The diagram explains StressFree’s conception:
At one level, both these items show Drupal in a good light: an open source solution that allows consultants to make money by adding value to bare installations, while freely sharing knowledge with each other. The downside is (from what I know of Drupal): good concept, but I bet it’s a pig to configure everything to work together nicely – which is why consultants can make their money and have the incentive to plough their experience back into the community I suppose.
I like Dig It All’s idea of using the power of search engines: if you are happy for your community to work in the open, you can immediately leverage Google into your information tracking process, including searches of Word and PDF documents.
This brings me to my issues with the StressFree’s model:
- Where do they fit the uploaded documents? Some will be externally authored, others with be data while yet others will be published papers formally reporting the results of some aspect of the community’s work. All vital ingredients in the knowledge soup, but needing careful management.
- A similar question arises with external links – eg the case studies at epractice.eu would be relevant in my field of work.
- Finally, some form of FAQ, glossary or question tracking system is also needed.
I am pretty sure that Drupal has solutions to all these (though there is an acknowledged lack of support for document management), but it could start getting very complicated when you’re integrating this number of independent modules…
The Google option
Back to DigItAll solutions (geddit? I only just did): they have another approach too for the real cheapos: Google. They point out that a combination of:
- Google chat for discussion while editing
- Google documents, for their built in versioning and support of shared editing
- YouTube for multimedia
- Google calendar for scheduling
Could well work, for simple communities at least. This solution is subject to the usual caveats over ownership and control of the data that apply to any American controlled and hosted service.
Is WordPress another solution?
As I’m typing this, I’m thinking that almost all the functionality is present in WordPress, at least for small projects that don’t need access restrictions for individual topics. Pages maintained by individuals, using comments for suggested changes would provide 80% of the functionality of a wiki and 120% of the usablity (many people struggle with wiki notations). (And I’ve just remembered that WordPress.com now does versioning too, reducing the risk of accidentally deleting or overwriting content.)

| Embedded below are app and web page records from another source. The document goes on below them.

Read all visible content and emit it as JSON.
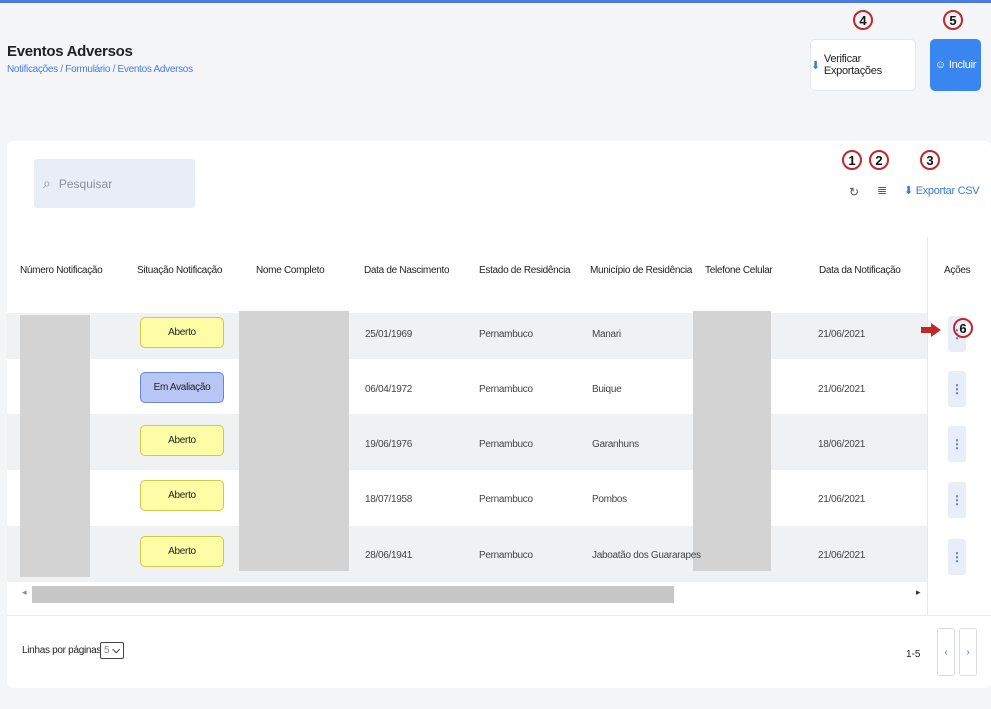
{
  "header": {
    "title": "Eventos Adversos",
    "breadcrumb": "Notificações / Formulário / Eventos Adversos",
    "verify_exports_label": "Verificar Exportações",
    "include_label": "Incluir"
  },
  "toolbar": {
    "search_placeholder": "Pesquisar",
    "export_csv_label": "Exportar CSV"
  },
  "markers": [
    "1",
    "2",
    "3",
    "4",
    "5",
    "6"
  ],
  "table": {
    "columns": [
      "Número Notificação",
      "Situação Notificação",
      "Nome Completo",
      "Data de Nascimento",
      "Estado de Residência",
      "Município de Residência",
      "Telefone Celular",
      "Data da Notificação",
      "Ações"
    ],
    "rows": [
      {
        "status": "Aberto",
        "status_type": "open",
        "birth_date": "25/01/1969",
        "state": "Pernambuco",
        "city": "Manari",
        "notification_date": "21/06/2021"
      },
      {
        "status": "Em Avaliação",
        "status_type": "eval",
        "birth_date": "06/04/1972",
        "state": "Pernambuco",
        "city": "Buique",
        "notification_date": "21/06/2021"
      },
      {
        "status": "Aberto",
        "status_type": "open",
        "birth_date": "19/06/1976",
        "state": "Pernambuco",
        "city": "Garanhuns",
        "notification_date": "18/06/2021"
      },
      {
        "status": "Aberto",
        "status_type": "open",
        "birth_date": "18/07/1958",
        "state": "Pernambuco",
        "city": "Pombos",
        "notification_date": "21/06/2021"
      },
      {
        "status": "Aberto",
        "status_type": "open",
        "birth_date": "28/06/1941",
        "state": "Pernambuco",
        "city": "Jaboatão dos Guararapes",
        "notification_date": "21/06/2021"
      }
    ]
  },
  "footer": {
    "rows_per_page_label": "Linhas por páginas",
    "rows_per_page_value": "5",
    "range": "1-5"
  },
  "colors": {
    "accent": "#3a86f0",
    "status_open": "#fdfda6",
    "status_eval": "#b8c6f5",
    "marker_ring": "#c0282a"
  }
}
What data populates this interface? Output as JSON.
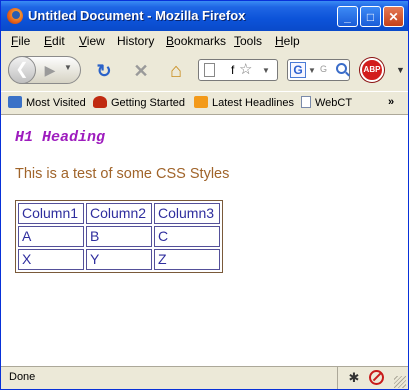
{
  "window": {
    "title": "Untitled Document - Mozilla Firefox",
    "minimize_glyph": "_",
    "maximize_glyph": "□",
    "close_glyph": "✕"
  },
  "menu": {
    "items": [
      {
        "acc": "F",
        "rest": "ile"
      },
      {
        "acc": "E",
        "rest": "dit"
      },
      {
        "acc": "V",
        "rest": "iew"
      },
      {
        "acc": "",
        "rest": "History",
        "under_rest": "H"
      },
      {
        "acc": "B",
        "rest": "ookmarks"
      },
      {
        "acc": "T",
        "rest": "ools"
      },
      {
        "acc": "H",
        "rest": "elp"
      }
    ]
  },
  "toolbar": {
    "back_glyph": "❮",
    "forward_glyph": "▶",
    "reload_glyph": "↻",
    "stop_glyph": "✕",
    "home_glyph": "⌂",
    "url_value": "f",
    "star_glyph": "☆",
    "search_engine_letter": "G",
    "search_placeholder": "G",
    "abp_label": "ABP"
  },
  "bookmarks": {
    "items": [
      "Most Visited",
      "Getting Started",
      "Latest Headlines",
      "WebCT"
    ],
    "more_glyph": "»"
  },
  "page": {
    "heading": "H1 Heading",
    "paragraph": "This is a test of some CSS Styles",
    "table": [
      [
        "Column1",
        "Column2",
        "Column3"
      ],
      [
        "A",
        "B",
        "C"
      ],
      [
        "X",
        "Y",
        "Z"
      ]
    ]
  },
  "status": {
    "text": "Done"
  },
  "colors": {
    "titlebar": "#0c53d9",
    "heading": "#9e1cbe",
    "paragraph": "#a0642a",
    "table_text": "#2f2e9e"
  }
}
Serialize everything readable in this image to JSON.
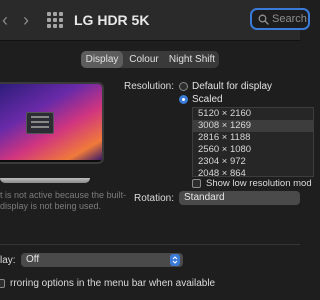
{
  "window": {
    "title": "LG HDR 5K"
  },
  "search": {
    "placeholder": "Search"
  },
  "tabs": [
    {
      "label": "Display",
      "active": true
    },
    {
      "label": "Colour",
      "active": false
    },
    {
      "label": "Night Shift",
      "active": false
    }
  ],
  "monitor_note": {
    "line1": "t is not active because the built-",
    "line2": "display is not being used."
  },
  "resolution": {
    "label": "Resolution:",
    "options": [
      {
        "label": "Default for display",
        "selected": false
      },
      {
        "label": "Scaled",
        "selected": true
      }
    ],
    "list": [
      "5120 × 2160",
      "3008 × 1269",
      "2816 × 1188",
      "2560 × 1080",
      "2304 × 972",
      "2048 × 864"
    ],
    "selected_index": 1
  },
  "low_res": {
    "label": "Show low resolution mod"
  },
  "rotation": {
    "label": "Rotation:",
    "value": "Standard"
  },
  "airplay": {
    "label": "lay:",
    "value": "Off"
  },
  "mirroring": {
    "label": "rroring options in the menu bar when available"
  },
  "colors": {
    "accent": "#3b7bd8",
    "window_bg": "#1e1e1e"
  }
}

Update 19 November: Retitled, and added links to Drupal discussions on document management.